    Two people who have been close to my family, though probably unacquainted with each other, are Robert W. Johnston and Nea Escudero.

    First Bob.

    The name Johnston in Las Vegas is much less common than Johnson, without the “t.” Robert K. Johnston, a prolific writer of letters to the editor, for a time was confused with the Robert with a W in his name. I know both.

  • LETTER: Production class was a success

    Support for the film industry in Las Vegas is alive and moving forward. On June 13, a workshop was held for those interested in becoming employed in the film industry as a production assistant.
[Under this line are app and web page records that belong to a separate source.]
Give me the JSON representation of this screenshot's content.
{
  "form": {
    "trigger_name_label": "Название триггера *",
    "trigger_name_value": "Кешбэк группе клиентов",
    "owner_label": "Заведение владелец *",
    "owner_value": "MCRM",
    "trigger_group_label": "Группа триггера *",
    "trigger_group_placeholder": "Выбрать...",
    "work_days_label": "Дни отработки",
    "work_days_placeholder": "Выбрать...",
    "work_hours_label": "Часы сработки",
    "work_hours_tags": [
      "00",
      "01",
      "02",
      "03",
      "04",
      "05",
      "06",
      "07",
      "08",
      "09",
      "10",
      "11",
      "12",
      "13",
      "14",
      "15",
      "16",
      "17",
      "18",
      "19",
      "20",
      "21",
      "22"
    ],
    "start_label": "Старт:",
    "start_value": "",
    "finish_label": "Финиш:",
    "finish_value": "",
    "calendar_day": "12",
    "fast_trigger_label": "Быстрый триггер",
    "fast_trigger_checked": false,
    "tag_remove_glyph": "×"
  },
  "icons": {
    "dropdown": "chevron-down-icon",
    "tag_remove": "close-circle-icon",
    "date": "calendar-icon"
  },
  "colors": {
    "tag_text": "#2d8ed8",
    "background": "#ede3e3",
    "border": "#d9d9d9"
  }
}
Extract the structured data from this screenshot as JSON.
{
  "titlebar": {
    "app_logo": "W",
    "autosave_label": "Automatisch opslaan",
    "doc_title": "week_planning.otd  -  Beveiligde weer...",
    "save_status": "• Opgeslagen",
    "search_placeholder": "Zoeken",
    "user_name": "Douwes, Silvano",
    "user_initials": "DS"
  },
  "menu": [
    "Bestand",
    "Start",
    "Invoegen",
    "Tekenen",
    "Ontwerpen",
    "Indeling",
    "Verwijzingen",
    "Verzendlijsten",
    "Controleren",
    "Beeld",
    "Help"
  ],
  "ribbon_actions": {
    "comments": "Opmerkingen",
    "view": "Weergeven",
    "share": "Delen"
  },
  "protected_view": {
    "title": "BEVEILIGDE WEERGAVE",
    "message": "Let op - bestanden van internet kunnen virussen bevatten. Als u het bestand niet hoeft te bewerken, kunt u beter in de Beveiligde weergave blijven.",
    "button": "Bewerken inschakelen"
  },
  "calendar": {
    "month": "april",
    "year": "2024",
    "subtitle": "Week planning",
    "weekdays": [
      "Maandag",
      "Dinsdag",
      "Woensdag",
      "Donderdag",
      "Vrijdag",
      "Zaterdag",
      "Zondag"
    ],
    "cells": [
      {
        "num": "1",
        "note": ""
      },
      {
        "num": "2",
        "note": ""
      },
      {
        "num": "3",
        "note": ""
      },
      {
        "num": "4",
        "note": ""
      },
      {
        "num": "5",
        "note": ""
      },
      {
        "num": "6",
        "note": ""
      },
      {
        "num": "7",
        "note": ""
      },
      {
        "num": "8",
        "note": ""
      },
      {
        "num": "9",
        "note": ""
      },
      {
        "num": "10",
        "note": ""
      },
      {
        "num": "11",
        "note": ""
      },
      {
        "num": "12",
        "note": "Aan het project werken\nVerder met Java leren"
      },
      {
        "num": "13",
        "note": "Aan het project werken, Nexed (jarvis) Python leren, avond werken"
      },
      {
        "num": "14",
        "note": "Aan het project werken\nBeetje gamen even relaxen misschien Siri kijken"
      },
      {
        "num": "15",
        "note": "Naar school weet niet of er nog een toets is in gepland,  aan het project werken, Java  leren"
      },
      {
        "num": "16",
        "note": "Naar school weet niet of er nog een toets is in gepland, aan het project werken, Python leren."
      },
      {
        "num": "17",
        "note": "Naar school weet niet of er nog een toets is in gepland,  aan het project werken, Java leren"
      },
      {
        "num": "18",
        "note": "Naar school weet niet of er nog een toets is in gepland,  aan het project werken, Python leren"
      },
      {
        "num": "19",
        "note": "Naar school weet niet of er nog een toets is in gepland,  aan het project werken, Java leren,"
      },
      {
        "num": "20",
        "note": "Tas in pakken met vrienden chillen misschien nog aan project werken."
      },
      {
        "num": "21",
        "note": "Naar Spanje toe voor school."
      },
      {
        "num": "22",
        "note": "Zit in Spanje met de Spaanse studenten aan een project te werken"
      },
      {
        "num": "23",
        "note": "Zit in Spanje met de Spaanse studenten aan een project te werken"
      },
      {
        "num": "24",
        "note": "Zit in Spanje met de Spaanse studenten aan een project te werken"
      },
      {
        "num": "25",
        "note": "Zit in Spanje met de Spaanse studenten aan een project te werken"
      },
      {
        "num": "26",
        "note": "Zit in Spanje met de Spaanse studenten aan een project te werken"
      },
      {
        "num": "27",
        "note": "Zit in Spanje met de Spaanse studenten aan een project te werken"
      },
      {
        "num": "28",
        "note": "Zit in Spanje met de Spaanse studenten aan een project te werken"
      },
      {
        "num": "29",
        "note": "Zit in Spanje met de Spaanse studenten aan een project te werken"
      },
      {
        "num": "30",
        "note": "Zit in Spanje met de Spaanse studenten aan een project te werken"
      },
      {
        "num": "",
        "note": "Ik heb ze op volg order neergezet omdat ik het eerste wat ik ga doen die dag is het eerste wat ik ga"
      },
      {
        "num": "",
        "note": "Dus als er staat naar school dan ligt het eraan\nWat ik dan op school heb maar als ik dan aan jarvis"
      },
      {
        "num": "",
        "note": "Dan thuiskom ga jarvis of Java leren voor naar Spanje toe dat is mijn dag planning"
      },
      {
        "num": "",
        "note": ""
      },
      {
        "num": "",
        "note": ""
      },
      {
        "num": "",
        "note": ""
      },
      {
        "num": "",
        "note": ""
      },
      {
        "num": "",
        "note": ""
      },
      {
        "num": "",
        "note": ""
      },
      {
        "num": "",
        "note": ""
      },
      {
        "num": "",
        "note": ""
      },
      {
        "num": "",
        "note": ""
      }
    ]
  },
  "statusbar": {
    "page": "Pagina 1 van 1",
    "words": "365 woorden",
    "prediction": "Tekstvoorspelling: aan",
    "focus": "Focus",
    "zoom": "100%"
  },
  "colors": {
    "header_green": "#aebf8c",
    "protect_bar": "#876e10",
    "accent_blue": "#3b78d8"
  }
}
Eighteen “students” attended and were instructed in many aspects of the industry, from preparing a resume, using a walkie-talkie to proper etiquette expected on a film set.

  • Santa Fe mourns teens’ deaths

    SANTA FE — Teary-eyed teens and grim-faced parents gathered Monday at a Santa Fe high school to mourn the deaths of four students killed in a weekend crash with a suspected drunken driver traveling the wrong way on a highway.

    They comforted one another and the parents of two girls who died in early Sunday’s wreck, talking quietly and scribbling messages on big poster boards at long tables filled with photos and flowers at Santa Fe Preparatory School.

  • LETTER: Professor used column in class

    After reading Mr. Jose J. Marquez’ letter to the editor on Monday, June 15, I would like to share the following letter I wrote Mr. David Giuliani to his e-mail address on June 8 on the same topic.

    “Dear David,

    “My name is Sara Harris. I know we have met, though I don’t expect you to remember me. I retired from teaching Spanish at Highlands in 2002 and have had the privilege of being able to teach there in different capacities in the Spanish, Education and Social Work Departments.

  • EDITORIAL: Shouldn't play

    We have no problem with the suspects in the assaults at last year’s Robertson High School football camp trying to get an education. In fact, we encourage that.

    Two of the six have pleaded guilty to taking part in the sodomizing of their teammates at the August camp. They were kicked out of Robertson, and their probation agreements bar them from returning to that school.

  • LETTER: Also opposed to cap-and-trade bill

    I was interested in Margaret George’s comments on HR 2454 cap-and-trade on June 5 (“Beware of the bill for cap-and-trade”). As it stands, it really is a very scary bill and should not be passed because of potential soaring costs and loss of freedom, to name just two reasons.

  • LETTER: County wise to hold off on tasers

    The San Miguel County Commission made a wise choice in holding off on approving Tasers until they have all of the information they need to make the choice of arming jail personnel and deputies.

  • Ex-Cardinal practices with West

    A former Robertson High School football player who pleaded guilty to attacking teammates during a camp last year practiced for three days recently with the West Las Vegas football team.

    The Optic called Superintendent Jim Abreu on Monday about whether Santiago Armijo or any of the other five assault suspects had practiced with the Dons football team. At the time, Abreu said no, but he later found out that Armijo had joined the team’s unofficial morning practices two times last week and on Monday.

  • LETTER: Editorial cartoon was an insult

    OK, so I have a different opinion than some people, but do I deserve to be ridiculed for it?

    In today’s political world, a common way to stifle the “opposition” is to denigrate them into submission. Unfortunately, many buckle to derision and choose silence rather than exercising their freedom to speak. The editorial cartoon in the June 12 issue of the Optic attempts to do that very thing.

  • Acequias laud pact with city

    William Gonzales says he and other farmers and ranchers have been working for years to get the city to sit down and talk about sharing water on the Gallinas River.

    And, by his account, they weren’t invited to the table until last year.

    Months of negotiations have resulted in a water-sharing agreement for this year. If it works out, it may be the basis for a permanent agreement.